[EXERCISE DIRECTIONS]
Only the lines that hold the word "find" are wanted from this listing.

[STUDY MATERIAL]
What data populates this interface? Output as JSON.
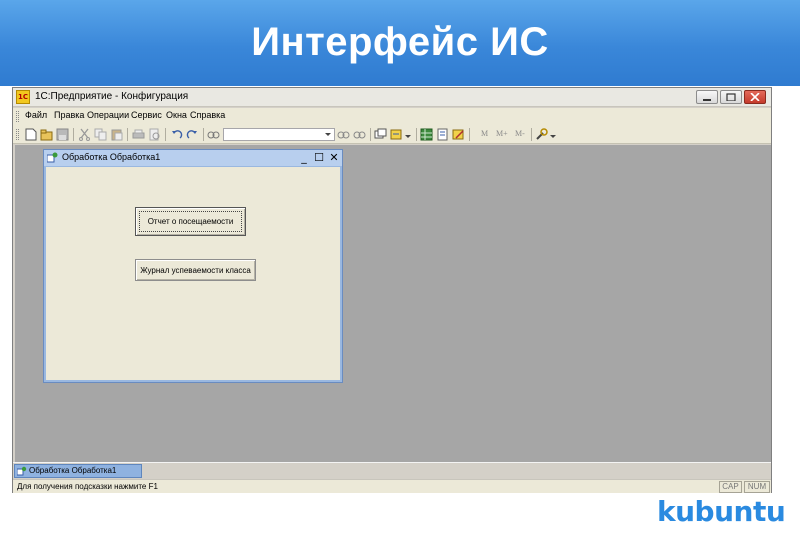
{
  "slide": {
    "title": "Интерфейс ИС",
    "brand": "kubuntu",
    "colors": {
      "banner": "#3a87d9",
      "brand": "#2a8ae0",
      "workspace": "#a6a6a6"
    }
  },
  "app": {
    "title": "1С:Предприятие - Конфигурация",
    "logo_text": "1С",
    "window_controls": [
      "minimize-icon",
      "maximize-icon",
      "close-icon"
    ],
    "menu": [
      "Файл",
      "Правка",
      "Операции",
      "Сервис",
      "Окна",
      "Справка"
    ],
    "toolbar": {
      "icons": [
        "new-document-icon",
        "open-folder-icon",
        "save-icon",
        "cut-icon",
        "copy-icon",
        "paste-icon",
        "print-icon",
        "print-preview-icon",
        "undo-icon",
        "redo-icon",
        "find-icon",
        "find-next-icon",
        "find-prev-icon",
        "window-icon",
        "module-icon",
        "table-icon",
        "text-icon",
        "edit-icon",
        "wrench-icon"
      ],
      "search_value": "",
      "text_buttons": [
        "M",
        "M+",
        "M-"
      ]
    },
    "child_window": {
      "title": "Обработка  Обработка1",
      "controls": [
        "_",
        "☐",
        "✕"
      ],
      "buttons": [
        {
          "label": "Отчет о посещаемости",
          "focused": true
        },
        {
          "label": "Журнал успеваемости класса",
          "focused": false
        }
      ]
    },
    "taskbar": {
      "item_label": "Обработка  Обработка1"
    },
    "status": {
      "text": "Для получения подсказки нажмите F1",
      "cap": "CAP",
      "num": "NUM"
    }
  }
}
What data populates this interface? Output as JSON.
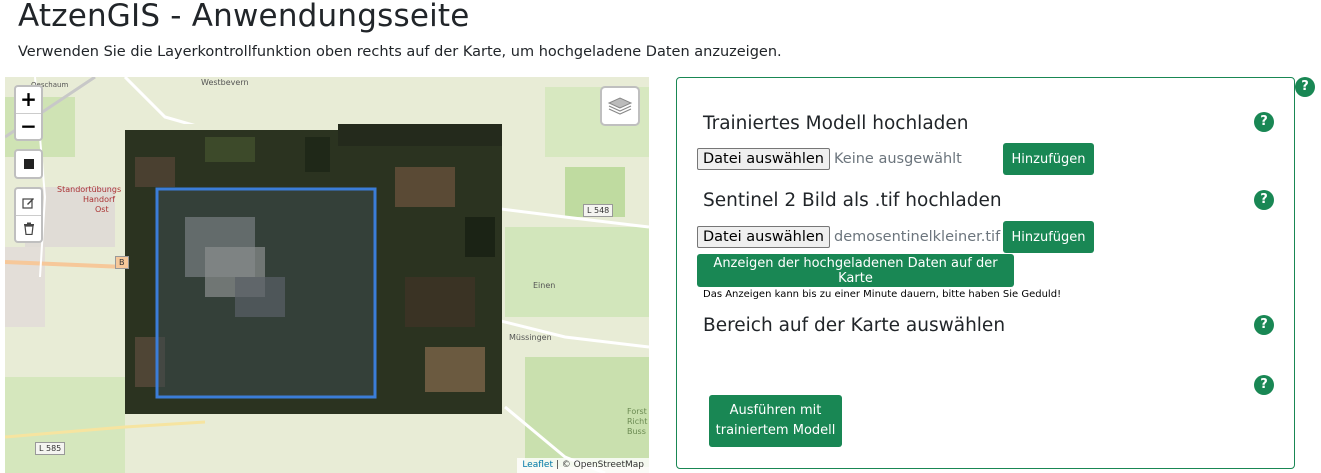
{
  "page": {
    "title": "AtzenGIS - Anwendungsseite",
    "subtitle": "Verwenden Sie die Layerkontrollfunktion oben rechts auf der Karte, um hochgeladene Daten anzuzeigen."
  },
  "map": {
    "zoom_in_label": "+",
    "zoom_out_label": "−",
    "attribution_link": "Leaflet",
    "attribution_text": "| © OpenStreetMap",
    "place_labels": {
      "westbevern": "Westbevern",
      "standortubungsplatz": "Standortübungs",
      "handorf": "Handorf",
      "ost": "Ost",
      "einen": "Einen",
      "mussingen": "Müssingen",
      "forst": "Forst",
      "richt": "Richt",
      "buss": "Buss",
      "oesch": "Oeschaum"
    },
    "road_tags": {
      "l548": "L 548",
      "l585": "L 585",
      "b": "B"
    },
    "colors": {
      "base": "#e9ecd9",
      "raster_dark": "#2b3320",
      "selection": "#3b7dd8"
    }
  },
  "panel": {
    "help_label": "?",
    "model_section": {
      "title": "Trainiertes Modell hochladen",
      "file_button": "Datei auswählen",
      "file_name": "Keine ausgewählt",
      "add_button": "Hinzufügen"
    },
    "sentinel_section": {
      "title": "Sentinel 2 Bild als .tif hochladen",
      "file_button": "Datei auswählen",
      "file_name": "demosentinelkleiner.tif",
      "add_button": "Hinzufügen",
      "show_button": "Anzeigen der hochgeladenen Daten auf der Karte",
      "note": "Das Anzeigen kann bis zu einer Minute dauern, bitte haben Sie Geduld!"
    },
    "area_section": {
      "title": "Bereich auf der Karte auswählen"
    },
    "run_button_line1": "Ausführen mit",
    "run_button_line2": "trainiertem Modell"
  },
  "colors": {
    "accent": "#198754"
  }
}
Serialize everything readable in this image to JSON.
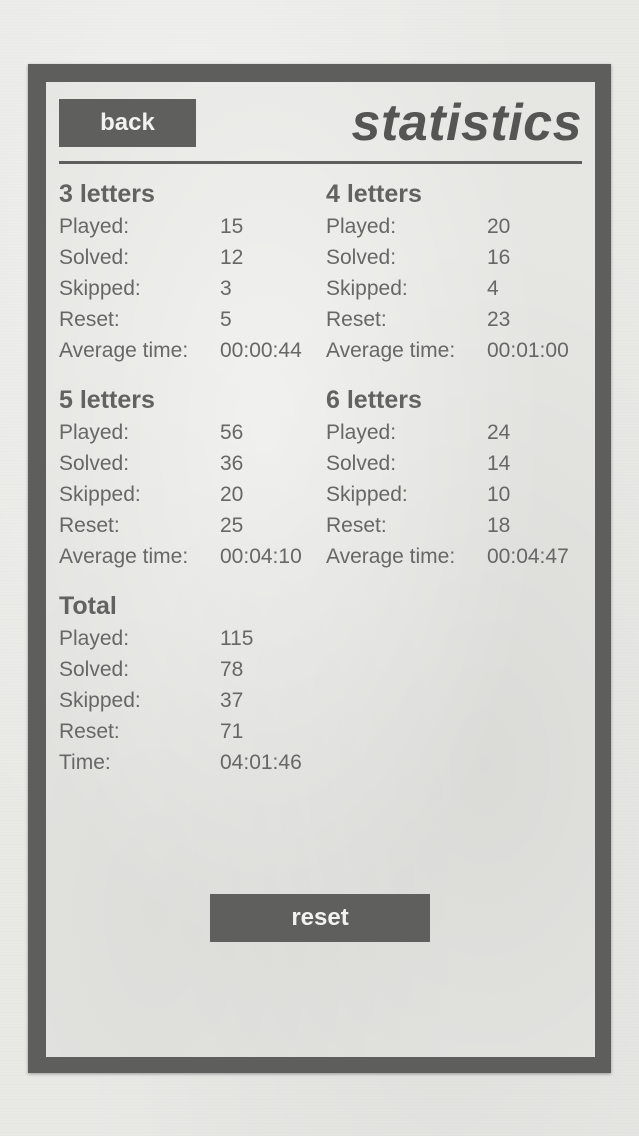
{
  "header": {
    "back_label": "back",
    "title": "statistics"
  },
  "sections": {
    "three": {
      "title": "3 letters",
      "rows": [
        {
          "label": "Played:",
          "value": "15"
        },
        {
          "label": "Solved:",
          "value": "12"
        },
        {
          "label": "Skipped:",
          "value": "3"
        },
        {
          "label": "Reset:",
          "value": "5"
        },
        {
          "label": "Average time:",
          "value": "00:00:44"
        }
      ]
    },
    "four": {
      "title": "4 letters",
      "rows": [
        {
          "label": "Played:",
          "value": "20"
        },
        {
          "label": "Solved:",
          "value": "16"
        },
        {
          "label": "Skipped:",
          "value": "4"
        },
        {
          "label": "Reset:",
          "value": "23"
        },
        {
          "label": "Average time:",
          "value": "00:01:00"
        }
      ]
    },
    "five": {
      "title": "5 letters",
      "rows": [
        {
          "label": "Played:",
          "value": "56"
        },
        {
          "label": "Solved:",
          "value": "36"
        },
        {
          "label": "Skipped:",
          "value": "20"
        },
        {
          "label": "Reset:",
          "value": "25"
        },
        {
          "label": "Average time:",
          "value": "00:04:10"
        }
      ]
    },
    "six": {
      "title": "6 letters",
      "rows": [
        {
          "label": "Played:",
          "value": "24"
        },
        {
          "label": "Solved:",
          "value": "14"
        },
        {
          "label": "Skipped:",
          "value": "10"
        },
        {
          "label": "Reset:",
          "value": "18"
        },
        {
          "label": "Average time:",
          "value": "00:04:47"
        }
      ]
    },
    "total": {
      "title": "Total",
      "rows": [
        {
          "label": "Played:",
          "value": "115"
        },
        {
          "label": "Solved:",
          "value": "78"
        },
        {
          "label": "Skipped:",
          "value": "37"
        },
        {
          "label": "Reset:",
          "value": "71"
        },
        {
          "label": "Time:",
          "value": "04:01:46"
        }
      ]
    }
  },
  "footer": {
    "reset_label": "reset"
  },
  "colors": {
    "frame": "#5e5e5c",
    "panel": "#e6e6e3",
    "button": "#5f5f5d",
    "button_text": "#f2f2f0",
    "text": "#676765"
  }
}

[REPLY]
        "find-icon",
        "find-next-icon",
        "find-prev-icon",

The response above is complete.